START Extracted material

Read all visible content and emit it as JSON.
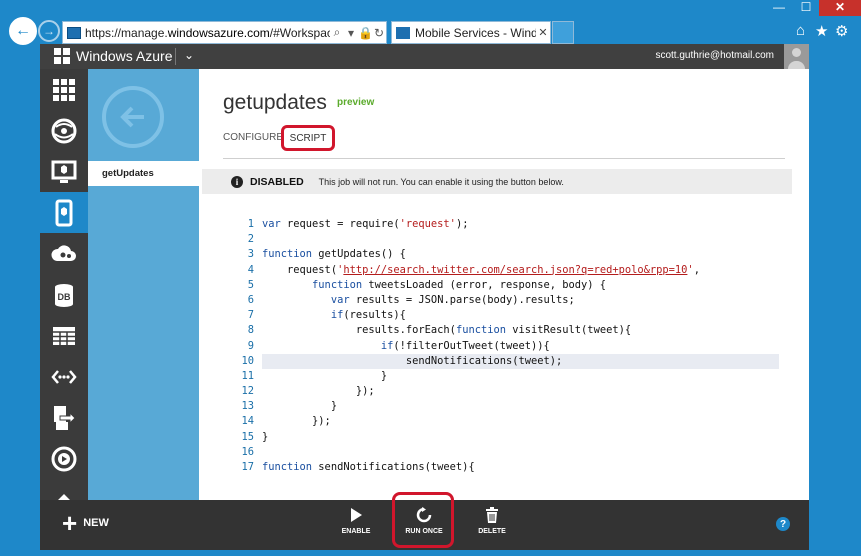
{
  "browser": {
    "address_url_prefix": "https://manage.",
    "address_url_domain": "windowsazure.com",
    "address_url_rest": "/#Workspaces/MobileS",
    "tab_title": "Mobile Services - Windows ...",
    "close_glyph": "✕",
    "back_glyph": "←",
    "forward_glyph": "→",
    "search_glyph": "⌕",
    "dropdown_glyph": "▾",
    "lock_glyph": "🔒",
    "refresh_glyph": "↻",
    "home_glyph": "⌂",
    "star_glyph": "★",
    "gear_glyph": "⚙",
    "min_glyph": "—",
    "max_glyph": "☐",
    "winclose_glyph": "✕"
  },
  "header": {
    "brand": "Windows Azure",
    "chevron": "⌄",
    "user_email": "scott.guthrie@hotmail.com"
  },
  "leftnav": {
    "icons": [
      "all-items-icon",
      "web-sites-icon",
      "virtual-machines-icon",
      "mobile-services-icon",
      "cloud-services-icon",
      "sql-databases-icon",
      "storage-icon",
      "networks-icon",
      "service-bus-icon",
      "media-services-icon",
      "more-icon"
    ],
    "selected": "mobile-services-icon",
    "db_label": "DB"
  },
  "subnav": {
    "item": "getUpdates"
  },
  "page": {
    "title": "getupdates",
    "preview": "preview",
    "tabs": {
      "configure": "CONFIGURE",
      "script": "SCRIPT"
    },
    "status": {
      "icon": "i",
      "label": "DISABLED",
      "message": "This job will not run. You can enable it using the button below."
    }
  },
  "code": {
    "lines": [
      "1",
      "2",
      "3",
      "4",
      "5",
      "6",
      "7",
      "8",
      "9",
      "10",
      "11",
      "12",
      "13",
      "14",
      "15",
      "16",
      "17"
    ],
    "highlight_line": "10"
  },
  "bottombar": {
    "new": "NEW",
    "plus": "+",
    "enable": "ENABLE",
    "run_once": "RUN ONCE",
    "delete": "DELETE",
    "help": "?"
  },
  "colors": {
    "accent": "#1e88c9",
    "annotation_red": "#d1162c",
    "preview_green": "#5bab2c"
  }
}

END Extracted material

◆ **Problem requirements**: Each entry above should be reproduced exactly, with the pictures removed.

◆ **Response to the task**:
Read all visible content and emit it as JSON.
{
  "browser": {
    "address_url_prefix": "https://manage.",
    "address_url_domain": "windowsazure.com",
    "address_url_rest": "/#Workspaces/MobileS",
    "tab_title": "Mobile Services - Windows ...",
    "close_glyph": "✕",
    "back_glyph": "←",
    "forward_glyph": "→",
    "search_glyph": "⌕",
    "dropdown_glyph": "▾",
    "lock_glyph": "🔒",
    "refresh_glyph": "↻",
    "home_glyph": "⌂",
    "star_glyph": "★",
    "gear_glyph": "⚙",
    "min_glyph": "—",
    "max_glyph": "☐",
    "winclose_glyph": "✕"
  },
  "header": {
    "brand": "Windows Azure",
    "chevron": "⌄",
    "user_email": "scott.guthrie@hotmail.com"
  },
  "leftnav": {
    "icons": [
      "all-items-icon",
      "web-sites-icon",
      "virtual-machines-icon",
      "mobile-services-icon",
      "cloud-services-icon",
      "sql-databases-icon",
      "storage-icon",
      "networks-icon",
      "service-bus-icon",
      "media-services-icon",
      "more-icon"
    ],
    "selected": "mobile-services-icon",
    "db_label": "DB"
  },
  "subnav": {
    "item": "getUpdates"
  },
  "page": {
    "title": "getupdates",
    "preview": "preview",
    "tabs": {
      "configure": "CONFIGURE",
      "script": "SCRIPT"
    },
    "status": {
      "icon": "i",
      "label": "DISABLED",
      "message": "This job will not run. You can enable it using the button below."
    }
  },
  "code": {
    "lines": [
      "1",
      "2",
      "3",
      "4",
      "5",
      "6",
      "7",
      "8",
      "9",
      "10",
      "11",
      "12",
      "13",
      "14",
      "15",
      "16",
      "17"
    ],
    "highlight_line": "10"
  },
  "bottombar": {
    "new": "NEW",
    "plus": "+",
    "enable": "ENABLE",
    "run_once": "RUN ONCE",
    "delete": "DELETE",
    "help": "?"
  },
  "colors": {
    "accent": "#1e88c9",
    "annotation_red": "#d1162c",
    "preview_green": "#5bab2c"
  }
}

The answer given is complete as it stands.